Ever since the Toronto Blue Jays traded away Ben Revere, the question of who will lead off in 2016 has hung over the team. In recent days outfielder Kevin Pillar decided to throw his hat into the ring.
If teams built lineups based on player input no one would hit ninth, but the idea of Pillar hitting first does warrant consideration. After all, he demonstrated the traditional leadoff profile last season with a solid batting average and 25 stolen bases.
The most obvious rebuttal to putting Pillar at the top of the order is that he’s an aggressive hitter who rarely walks, and as such his on-base percentage is uninspiring. This is an important point, and the main reason he’s likely to stay low in the order, but there’s more to the story.
As counter-intuitive as it may seem, hitting leadoff would hamper Pillar’s ability to be a threat on the bases. The problem, if it’s fair to describe it as a problem, is the Blue Jays’ 2-4 hitters are too good to run in front of. The cost of making an out is so much higher than the value of an extra base, so it’s hard to justify taking off.

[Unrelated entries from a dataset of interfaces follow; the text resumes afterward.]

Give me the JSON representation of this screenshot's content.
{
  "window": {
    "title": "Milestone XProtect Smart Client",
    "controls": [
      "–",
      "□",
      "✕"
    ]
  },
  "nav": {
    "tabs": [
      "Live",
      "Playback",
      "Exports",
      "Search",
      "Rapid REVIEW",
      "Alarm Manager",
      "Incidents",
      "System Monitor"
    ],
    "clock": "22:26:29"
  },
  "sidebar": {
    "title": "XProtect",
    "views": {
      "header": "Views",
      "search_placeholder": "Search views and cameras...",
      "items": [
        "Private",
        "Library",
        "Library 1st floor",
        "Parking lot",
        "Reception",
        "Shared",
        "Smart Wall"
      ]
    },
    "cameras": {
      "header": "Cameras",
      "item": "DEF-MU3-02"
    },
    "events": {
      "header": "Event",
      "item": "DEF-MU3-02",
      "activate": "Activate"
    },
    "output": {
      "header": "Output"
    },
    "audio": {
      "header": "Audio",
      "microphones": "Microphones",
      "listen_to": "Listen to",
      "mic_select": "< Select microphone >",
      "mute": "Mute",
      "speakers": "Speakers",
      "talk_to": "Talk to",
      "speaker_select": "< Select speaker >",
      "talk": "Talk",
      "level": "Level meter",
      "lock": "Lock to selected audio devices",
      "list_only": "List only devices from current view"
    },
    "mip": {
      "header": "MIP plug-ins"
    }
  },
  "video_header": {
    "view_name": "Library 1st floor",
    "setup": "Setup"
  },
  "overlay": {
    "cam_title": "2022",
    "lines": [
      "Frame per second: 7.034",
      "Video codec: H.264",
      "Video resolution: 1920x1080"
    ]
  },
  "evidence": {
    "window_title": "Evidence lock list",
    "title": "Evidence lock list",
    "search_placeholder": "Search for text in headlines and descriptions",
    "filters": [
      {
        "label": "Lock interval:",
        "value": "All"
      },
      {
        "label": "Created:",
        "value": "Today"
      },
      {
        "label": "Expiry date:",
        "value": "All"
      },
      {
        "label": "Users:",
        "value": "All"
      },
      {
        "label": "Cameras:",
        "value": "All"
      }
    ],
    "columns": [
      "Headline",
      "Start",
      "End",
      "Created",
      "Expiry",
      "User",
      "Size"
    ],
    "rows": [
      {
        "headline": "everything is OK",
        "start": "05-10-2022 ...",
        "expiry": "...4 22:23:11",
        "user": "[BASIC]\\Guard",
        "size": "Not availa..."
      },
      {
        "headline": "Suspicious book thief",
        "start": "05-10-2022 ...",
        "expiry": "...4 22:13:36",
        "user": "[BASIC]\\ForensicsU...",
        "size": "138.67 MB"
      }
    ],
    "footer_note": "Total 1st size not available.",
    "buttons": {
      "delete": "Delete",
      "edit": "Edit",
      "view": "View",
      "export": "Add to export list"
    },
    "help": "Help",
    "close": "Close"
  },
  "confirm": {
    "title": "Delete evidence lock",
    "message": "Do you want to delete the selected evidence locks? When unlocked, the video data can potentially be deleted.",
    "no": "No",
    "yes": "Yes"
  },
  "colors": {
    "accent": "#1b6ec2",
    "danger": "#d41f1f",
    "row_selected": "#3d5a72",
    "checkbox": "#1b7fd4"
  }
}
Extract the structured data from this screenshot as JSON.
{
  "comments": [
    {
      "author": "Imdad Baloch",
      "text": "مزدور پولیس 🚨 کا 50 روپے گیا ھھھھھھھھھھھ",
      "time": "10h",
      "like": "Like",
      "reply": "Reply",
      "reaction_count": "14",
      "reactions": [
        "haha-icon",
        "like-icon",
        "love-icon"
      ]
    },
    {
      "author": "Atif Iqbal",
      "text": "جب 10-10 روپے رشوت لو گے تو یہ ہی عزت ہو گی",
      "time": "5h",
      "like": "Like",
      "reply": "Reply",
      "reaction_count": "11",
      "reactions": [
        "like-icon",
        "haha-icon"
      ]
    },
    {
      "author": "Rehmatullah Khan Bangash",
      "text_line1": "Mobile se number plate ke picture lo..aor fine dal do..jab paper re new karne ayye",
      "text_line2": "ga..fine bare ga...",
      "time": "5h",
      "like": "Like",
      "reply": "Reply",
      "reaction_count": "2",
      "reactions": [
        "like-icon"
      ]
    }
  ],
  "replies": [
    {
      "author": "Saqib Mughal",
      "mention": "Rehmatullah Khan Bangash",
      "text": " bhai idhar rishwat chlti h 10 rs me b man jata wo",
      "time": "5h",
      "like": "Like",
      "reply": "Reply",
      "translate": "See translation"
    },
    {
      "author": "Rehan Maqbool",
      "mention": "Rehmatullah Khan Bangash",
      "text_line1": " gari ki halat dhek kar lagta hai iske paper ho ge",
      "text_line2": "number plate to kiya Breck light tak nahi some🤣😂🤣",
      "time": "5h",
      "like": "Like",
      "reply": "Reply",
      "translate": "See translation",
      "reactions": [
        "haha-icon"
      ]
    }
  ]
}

By virtue of sitting at first base you are in scoring position with Josh Donaldson, Jose Bautista and Edwin Encarnacion coming to the plate. The trio combined for 226 extra-base knocks last year, 48.5 percent of their hit total. If you can score from first on about half the hits of the guys sitting behind you, taking second becomes less of a priority.
Revere experienced this phenomenon during his time in Toronto. Even though he is one of the top base stealers in the game, he found himself running significantly less frequently with the Blue Jays.
|Time Period||SB Attempts||SB Attempts/Game||SB Attempts/162 Games|
|2015 with Phillies||29||0.302||48.9|
|2015 with Blue Jays||9||0.160||25.6|
Stealing in front of baseball’s top triumvirate of sluggers usually isn’t a worthwhile exercise. Putting Pillar there would likely limit his base-running ambition.
That’s a significant issue because last year the 27-year-old quietly created a great deal of value with his legs. His highlight-reel catches got all the attention, but Pillar ranked 12th in the majors in steals with a tidy 86.2 percent success rate on stolen base attempts. According to FanGraphs his work on the bases was worth 8.1 runs above average, putting him behind only Billy Hamilton and Mookie Betts league-wide.
It was a pretty surprising performance for a player with one career stolen base in 89 major-league appearances prior to 2015. But to be fair, Pillar had swiped as many as 51 bags in a single minor-league season before, so it was a matter of adjusting to the MLB level rather than learning a completely new skill.
If the Blue Jays want their centre fielder to continue this baserunning breakout, they are best served placing him lower in the lineup. Hitting in front of players like Ryan Goins changes the risk-reward algebra of stealing significantly.
Outs aren’t as valuable when a less dangerous hitter is at the plate, and the type of guy who hits eighth or ninth is usually much more likely to hit a single than an extra-base hit. Advancing ninety feet means more and getting caught costs less.
That’s the ideal situation for an up-and-coming base stealer, and that’s where the Blue Jays can get the most out of Pillar’s legs.